May called the current process that allows areas to incorporate detrimental to the county on revenues and expenditures.

“For example, the HOST 1 percent sales tax allows us to use up to 20 percent of the revenues for capital improvments such as sidewalks streets,” he said. “Right now that works out to about $20 million for capital improvements such as sidewalks and streets. But under current rules Dunwoody and Brookhaven get most of that money and we’re left with about $6 million to pay for sidewalks and pot hole repairs on county roads.”

State Rep. Howard Mosby, who chairs the DeKalb House Delegation, said it wants to help clarify the issues surrounding incorporation but is under the gun because of this year’s early primary elections.

Mosby said the session is on a fast track because state primaries are on May 20 this year, as opposed to the usual July schedule. He said many lawmakers want to wrap up legislative business quickly so they can campaign for re-election.

“First, we’ll check the status of the three current cityhood bills with House Speaker David Ralston to assess their chances of passing in the 2014 General Assembly,” Mosby said. “We’d like to write a resolution to form a broad-based committee including cityhood advocates, the Speaker, Lieutenant Governor, Chairman of the DeKalb School Board and other community leaders.”

Mosby said the committee would break down into study groups to examine not just the impact of cityhood, but also annexation of new parcels by existing cities and whether DeKalb should keep its CEO form of government.

“The committee could do it’s work over the summer and generate a report before the beginning of the 2015 General Assembly and that would give everybody a chance to participate and give us a comprehensive idea of how to proceed,” he said.

Cityhood fever has been sweeping the county since 2008 when the city of Dunwoody incorporated. It was followed in 2012 by the city of Brookhaven. Now three more proposed cities – Lakeside, Briarcliff and Tucker – are seeking referendums that would allow residents in those areas to to vote on cityhood.

A Carl Vinson Institute of Government study deemed the proposed city of Stonecrest not feasible because it would not generate enough revenue to cover its expenses.

May said neighborhoods that want to incorporate have a right to do so.

State Sen. Fran Millar (R-Dunwoody), who sponsored the Lakeside cityhood bill, said the negative economic impact of incorporation on DeKalb has been exaggerated.

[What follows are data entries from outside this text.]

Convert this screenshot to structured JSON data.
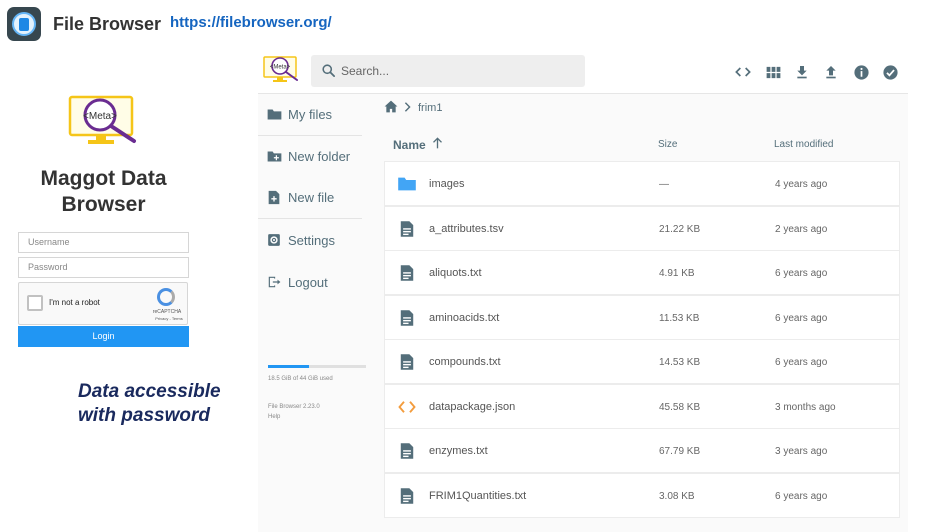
{
  "banner": {
    "title": "File Browser",
    "url": "https://filebrowser.org/"
  },
  "login": {
    "logo_text": "<Meta>",
    "title": "Maggot Data Browser",
    "username_placeholder": "Username",
    "password_placeholder": "Password",
    "captcha_label": "I'm not a robot",
    "captcha_brand": "reCAPTCHA",
    "captcha_terms": "Privacy - Terms",
    "login_button": "Login",
    "caption_line1": "Data accessible",
    "caption_line2": "with password"
  },
  "app": {
    "logo_text": "<Meta>",
    "search_placeholder": "Search...",
    "header_icons": [
      "code-icon",
      "grid-view-icon",
      "download-icon",
      "upload-icon",
      "info-icon",
      "check-circle-icon"
    ],
    "sidebar": {
      "items": [
        {
          "label": "My files",
          "icon": "folder-icon"
        },
        {
          "label": "New folder",
          "icon": "new-folder-icon"
        },
        {
          "label": "New file",
          "icon": "new-file-icon"
        },
        {
          "label": "Settings",
          "icon": "settings-icon"
        },
        {
          "label": "Logout",
          "icon": "logout-icon"
        }
      ],
      "storage_used_fraction": 0.42,
      "storage_text": "18.5 GiB of 44 GiB used",
      "version_text": "File Browser 2.23.0",
      "help_text": "Help"
    },
    "breadcrumb": {
      "home_icon": "home-icon",
      "folder": "frim1"
    },
    "columns": {
      "name": "Name",
      "size": "Size",
      "modified": "Last modified"
    },
    "files": [
      {
        "name": "images",
        "size": "—",
        "modified": "4 years ago",
        "type": "folder"
      },
      {
        "name": "a_attributes.tsv",
        "size": "21.22 KB",
        "modified": "2 years ago",
        "type": "file"
      },
      {
        "name": "aliquots.txt",
        "size": "4.91 KB",
        "modified": "6 years ago",
        "type": "file"
      },
      {
        "name": "aminoacids.txt",
        "size": "11.53 KB",
        "modified": "6 years ago",
        "type": "file"
      },
      {
        "name": "compounds.txt",
        "size": "14.53 KB",
        "modified": "6 years ago",
        "type": "file"
      },
      {
        "name": "datapackage.json",
        "size": "45.58 KB",
        "modified": "3 months ago",
        "type": "code"
      },
      {
        "name": "enzymes.txt",
        "size": "67.79 KB",
        "modified": "3 years ago",
        "type": "file"
      },
      {
        "name": "FRIM1Quantities.txt",
        "size": "3.08 KB",
        "modified": "6 years ago",
        "type": "file"
      }
    ]
  },
  "colors": {
    "accent": "#2196f3",
    "caption": "#1a2a5e",
    "url": "#1565c0",
    "folder": "#42a5f5",
    "code_icon": "#f39c3d",
    "icon_gray": "#546e7a"
  }
}
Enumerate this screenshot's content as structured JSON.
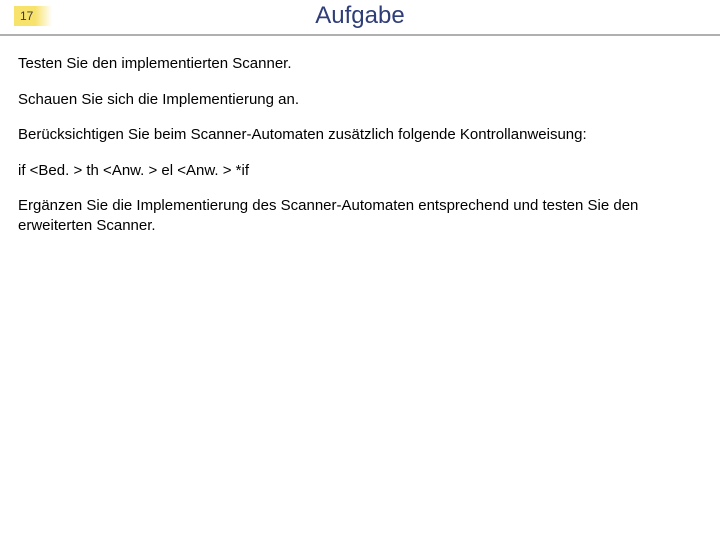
{
  "page_number": "17",
  "title": "Aufgabe",
  "paragraphs": [
    "Testen Sie den implementierten Scanner.",
    "Schauen Sie sich die Implementierung an.",
    "Berücksichtigen Sie beim Scanner-Automaten zusätzlich folgende Kontrollanweisung:",
    "if <Bed. > th <Anw. > el <Anw. > *if",
    "Ergänzen Sie die Implementierung des Scanner-Automaten entsprechend und testen Sie den erweiterten Scanner."
  ]
}
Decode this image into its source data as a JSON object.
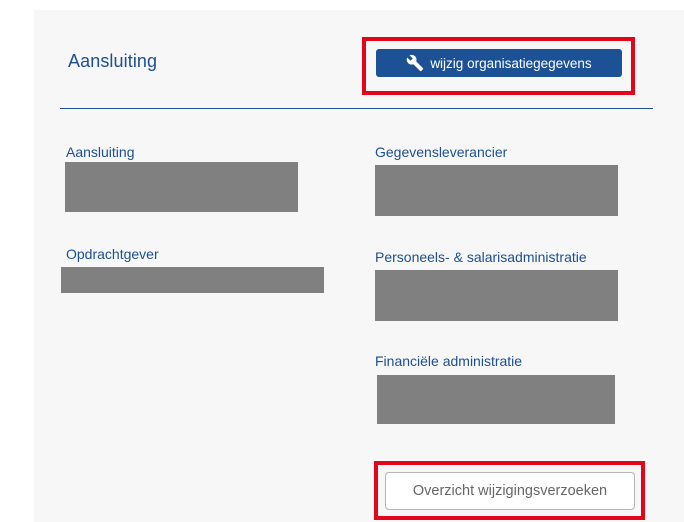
{
  "section": {
    "title": "Aansluiting",
    "edit_button_label": "wijzig organisatiegegevens",
    "edit_button_icon": "wrench-icon"
  },
  "fields": {
    "aansluiting": {
      "label": "Aansluiting"
    },
    "opdrachtgever": {
      "label": "Opdrachtgever"
    },
    "gegevensleverancier": {
      "label": "Gegevensleverancier"
    },
    "personeels_salaris": {
      "label": "Personeels- & salarisadministratie"
    },
    "financiele": {
      "label": "Financiële administratie"
    }
  },
  "overview_button_label": "Overzicht wijzigingsverzoeken",
  "colors": {
    "accent": "#1d4f91",
    "button_bg": "#1d5196",
    "highlight": "#e3061a",
    "redaction": "#808080"
  }
}
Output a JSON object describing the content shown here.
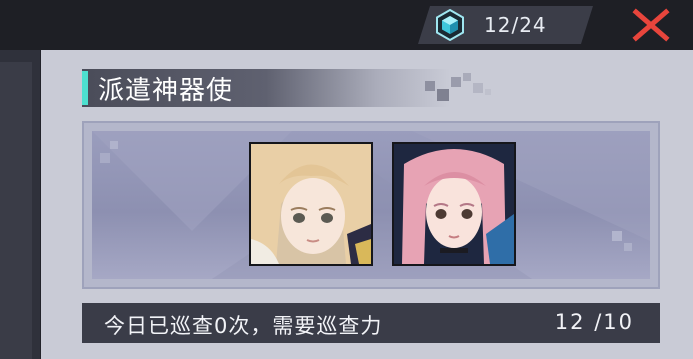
{
  "header": {
    "counter_text": "12/24",
    "counter_icon": "crystal-cube-icon",
    "close_icon": "close-icon",
    "close_color": "#e8453c"
  },
  "panel": {
    "title": "派遣神器使",
    "accent_color": "#4de0cf"
  },
  "characters": [
    {
      "name": "blonde-girl-portrait",
      "hair": "#e9cfa6"
    },
    {
      "name": "pink-hair-girl-portrait",
      "hair": "#e7a3b4"
    }
  ],
  "status": {
    "text": "今日已巡查0次，需要巡查力",
    "count": "12 /10"
  }
}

“After I pay my Dunwoody city taxes, 85 percent of my tax dollar goes to the county including funds for the schools,” he said.

Commissioner Sharon Barnes Sutton, who represents District 4, told the delegation the issues of cityhood are wide ranging and a comprehensive study is needed.

“All of our citizens who are outside the areas that are being annexed are being affected by these decisions but they don’t have a voice and that’s not fair to them,” she said.

State Rep. Ernest “Coach” Williams expressed concerns about the delivery of county services to new cities.

“How do we bill and for how long,?” Williams asked.

May said it depends on what’s being provided.

“For example, if it’s an emergency police or fire call, we show up and work out the billing later,” May said.

His plan for a one year moratorium depends heavily on getting all sides, including cityhood advocates, to the table.

“I really believe that the future of our county lies on the foundation of dialogue. It’s something we need to learn from the past where we’ve had a dynamic side saying ‘yes, yes, yes,’ and the other side saying ‘no,no, no,’ and there’s not really been robust dialogue about what [either option] looks like.”